-- ASSIGNMENT --
The answer must consist of every line from the data that holds "icon".

RECORDS FOR THE EXERCISE section start

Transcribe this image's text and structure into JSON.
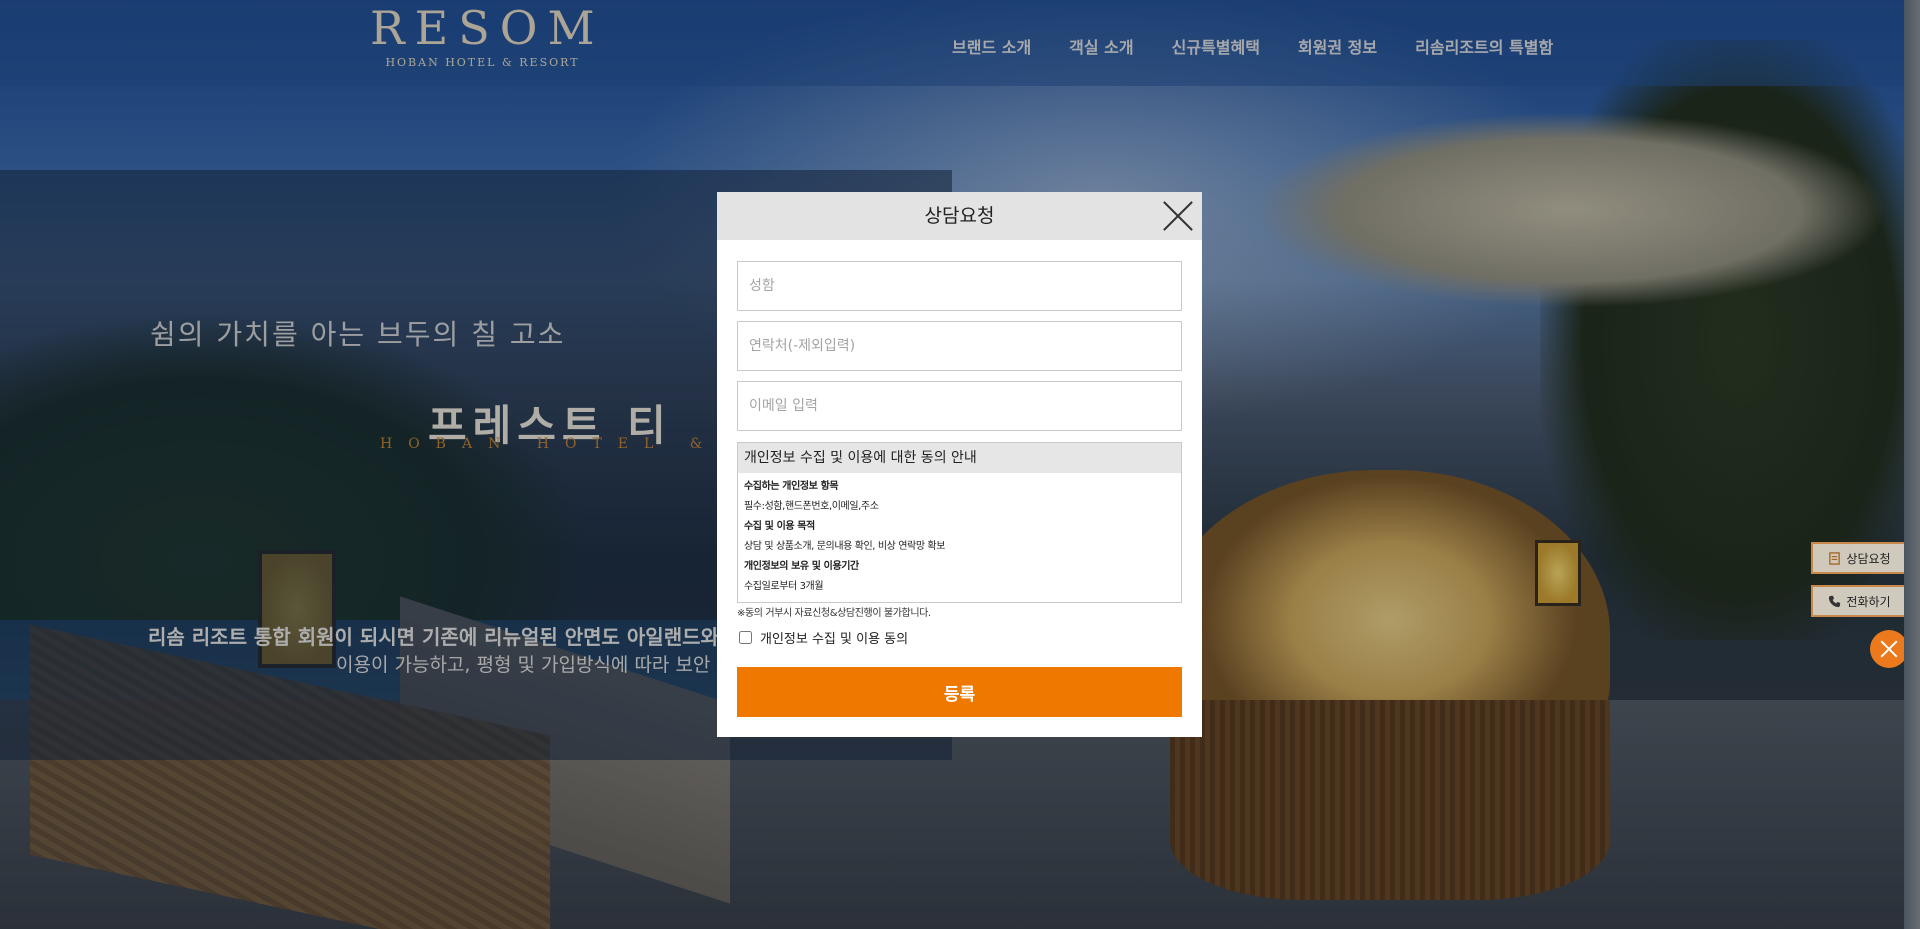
{
  "header": {
    "logo_main": "RESOM",
    "logo_sub": "HOBAN HOTEL & RESORT",
    "nav": [
      {
        "label": "브랜드 소개"
      },
      {
        "label": "객실 소개"
      },
      {
        "label": "신규특별혜택"
      },
      {
        "label": "회원권 정보"
      },
      {
        "label": "리솜리조트의 특별함"
      }
    ]
  },
  "hero": {
    "subtitle": "쉼의 가치를 아는  브두의 칠  고소",
    "title": "프레스트 티",
    "eng": "HOBAN HOTEL & R",
    "desc_line1": "리솜 리조트 통합 회원이 되시면 기존에 리뉴얼된 안면도 아일랜드와 덕",
    "desc_line2": "이용이 가능하고, 평형 및 가입방식에 따라 보안"
  },
  "modal": {
    "title": "상담요청",
    "name_placeholder": "성함",
    "phone_placeholder": "연락처(-제외입력)",
    "email_placeholder": "이메일 입력",
    "privacy": {
      "heading": "개인정보 수집 및 이용에 대한 동의 안내",
      "items_title": "수집하는 개인정보 항목",
      "items_text": "필수:성함,핸드폰번호,이메일,주소",
      "purpose_title": "수집 및 이용 목적",
      "purpose_text": "상담 및 상품소개, 문의내용 확인, 비상 연락망 확보",
      "period_title": "개인정보의 보유 및 이용기간",
      "period_text": "수집일로부터 3개월"
    },
    "notice": "※동의 거부시 자료신청&상담진행이 불가합니다.",
    "agree_label": "개인정보 수집 및 이용 동의",
    "agree_checked": false,
    "submit_label": "등록"
  },
  "side": {
    "consult_label": "상담요청",
    "call_label": "전화하기"
  },
  "colors": {
    "accent": "#ee7800",
    "side_border": "#c7884a",
    "close_circle": "#ec7a1c"
  }
}
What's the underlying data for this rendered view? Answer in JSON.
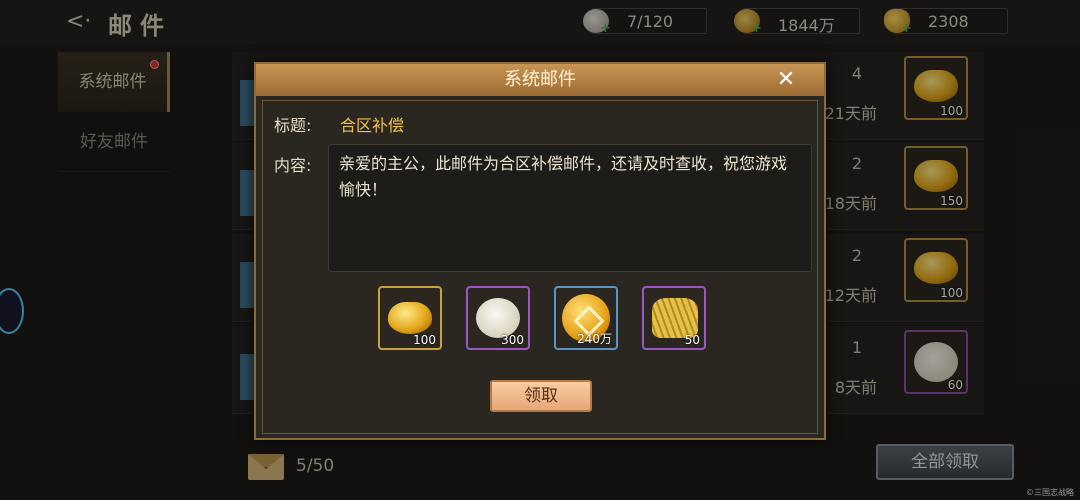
{
  "header": {
    "title": "邮件",
    "back_icon": "back-arrow-icon"
  },
  "resources": [
    {
      "icon": "silver-icon",
      "value": "7/120"
    },
    {
      "icon": "copper-coin-icon",
      "value": "1844万"
    },
    {
      "icon": "gold-ingot-icon",
      "value": "2308"
    }
  ],
  "tabs": [
    {
      "label": "系统邮件",
      "active": true,
      "has_dot": true
    },
    {
      "label": "好友邮件",
      "active": false
    }
  ],
  "mail_list": [
    {
      "count": "4",
      "age": "21天前",
      "item_icon": "gold-ingot-icon",
      "item_qty": "100",
      "item_color": "gold"
    },
    {
      "count": "2",
      "age": "18天前",
      "item_icon": "gold-ingot-icon",
      "item_qty": "150",
      "item_color": "gold"
    },
    {
      "count": "2",
      "age": "12天前",
      "item_icon": "gold-ingot-icon",
      "item_qty": "100",
      "item_color": "gold"
    },
    {
      "count": "1",
      "age": "8天前",
      "item_icon": "steamed-bun-icon",
      "item_qty": "60",
      "item_color": "purple"
    }
  ],
  "footer": {
    "mail_count": "5/50",
    "claim_all_label": "全部领取"
  },
  "modal": {
    "title": "系统邮件",
    "subject_label": "标题:",
    "subject": "合区补偿",
    "content_label": "内容:",
    "content": "亲爱的主公，此邮件为合区补偿邮件，还请及时查收，祝您游戏愉快！",
    "rewards": [
      {
        "icon": "gold-ingot-icon",
        "qty": "100"
      },
      {
        "icon": "steamed-bun-icon",
        "qty": "300"
      },
      {
        "icon": "gold-coin-icon",
        "qty": "240万"
      },
      {
        "icon": "grain-bundle-icon",
        "qty": "50"
      }
    ],
    "claim_label": "领取"
  },
  "watermark": "©三国志战略"
}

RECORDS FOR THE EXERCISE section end

-- WRITTEN ANSWER --
    "back_icon": "back-arrow-icon"
      "icon": "silver-icon",
      "icon": "copper-coin-icon",
      "icon": "gold-ingot-icon",
      "item_icon": "gold-ingot-icon",
      "item_icon": "gold-ingot-icon",
      "item_icon": "gold-ingot-icon",
      "item_icon": "steamed-bun-icon",
        "icon": "gold-ingot-icon",
        "icon": "steamed-bun-icon",
        "icon": "gold-coin-icon",
        "icon": "grain-bundle-icon",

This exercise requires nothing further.